By the fall of 1924 Smith was leading the Joseph C. Smith and His Mount Royal Hotel Orchestra for CKAC radio broadcasts in Montreal. Smith's final recordings were made in Montreal for HMV in early 1925. According to Brian Rust, Smith brought his band to London from Montreal in the autumn of 1925, and when he returned to the United States, he left behind his drummer and xylophonist Teddy Brown, who went on to become a popular solo entertainer in Great Britain. Smith's recording career was over by the time of electrical recording.

It is not known when or where Smith was born. Little is known of him after he made his final recordings in 1925 although Rust reports owning an Okeh disc issued in March 1925 (40251--it features Jimmy Joys' St. Anthony Hotel Orchestra) with a sticker suggesting that Smith owned a music store in La Porte at that time. Rust also reports that Smith lost his savings in the Wall Street crash of 1929 and spent his last years in Florida.

Frank Kelly wrote in his "Where Are They?" column for Record Research (January 1970, Issue 103), "Another big old-timer who was hit hard in his later years was JOSEPH C. SMITH whose orchestra recorded scores of tunes for Victor...Smith ended up as a doorman in Florida in recent years." But Kelly provides no source for this. Subsequent Record Research issues featured letters by Smith fans, but few shed light on the man himself. One letter mentions that Smith's orchestra played the Mount Royal Hotel in Montreal from June 1923 to October 1925 and made six records for Canadian Victor in March and June 1924. One writer reported that he had corresponded with Hugo Frey, who had commented that "Smith was very popular in his time but slipped...when Paul Whiteman came on the scene." Issue #105 (May 1970) reports, "Joseph C. Smith is listed in the 'In Memoriam' list for 1964-65 published by the Associated Musicians of Great New York, Local 802, A.F.M."

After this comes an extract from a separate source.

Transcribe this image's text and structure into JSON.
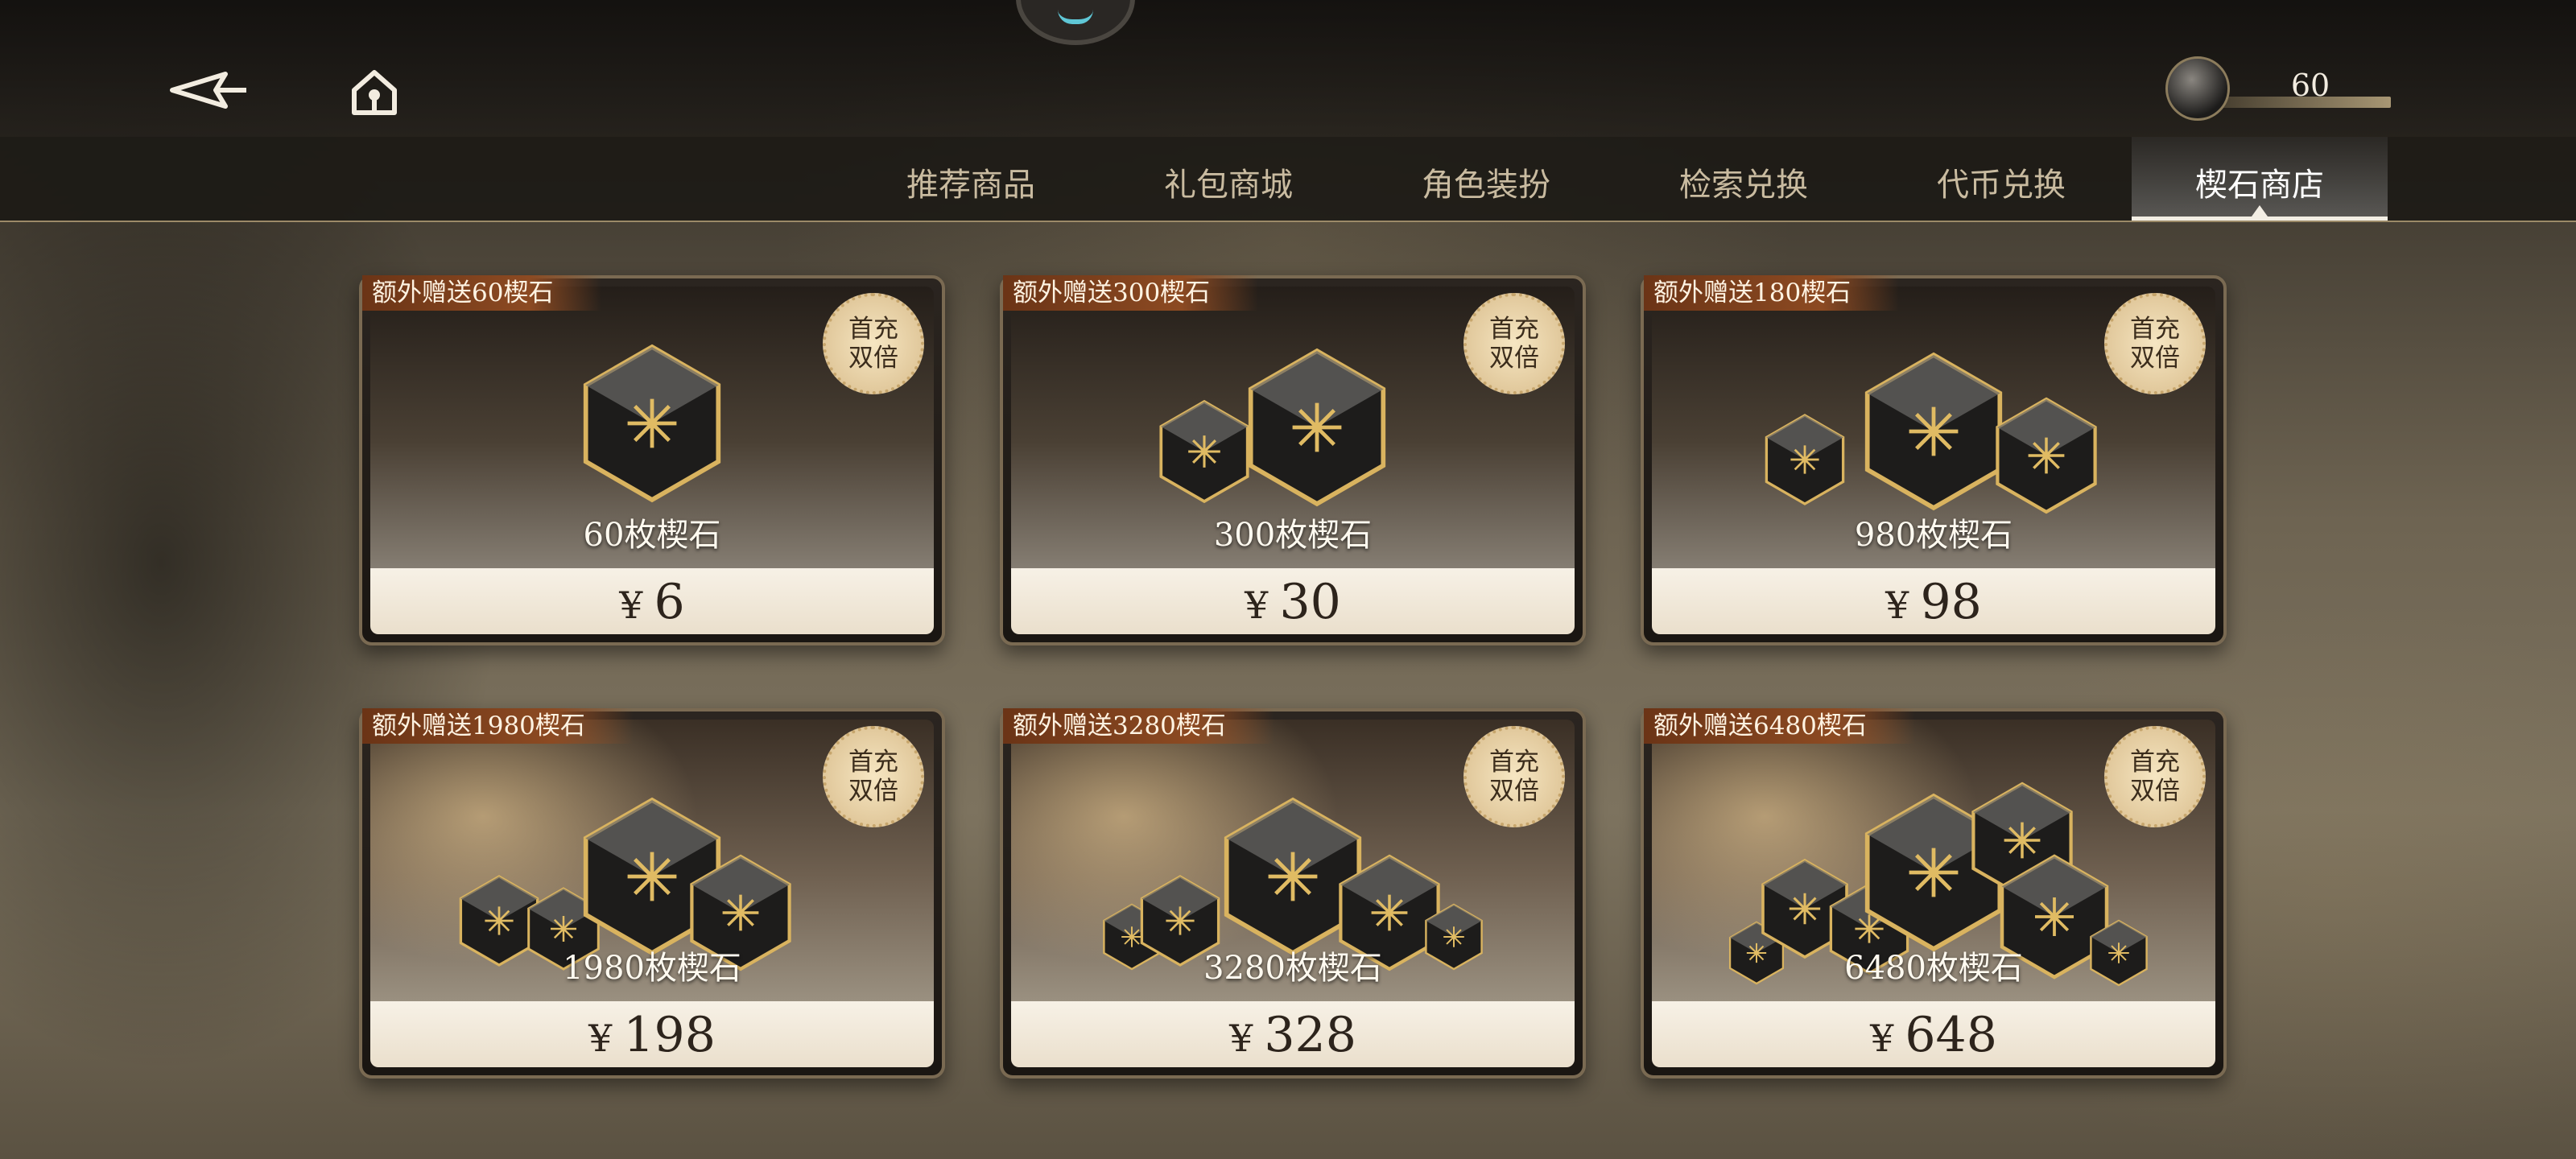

He is not to be confused with the Joseph Smith who appeared in motion pictures. One generation earlier, a Joseph C. Smith (1878-1932) was well-known as an exhibition dancer and choreographer, but it is unlikely that he is the same as the bandleader since Victor promotional literature is silent about any connection.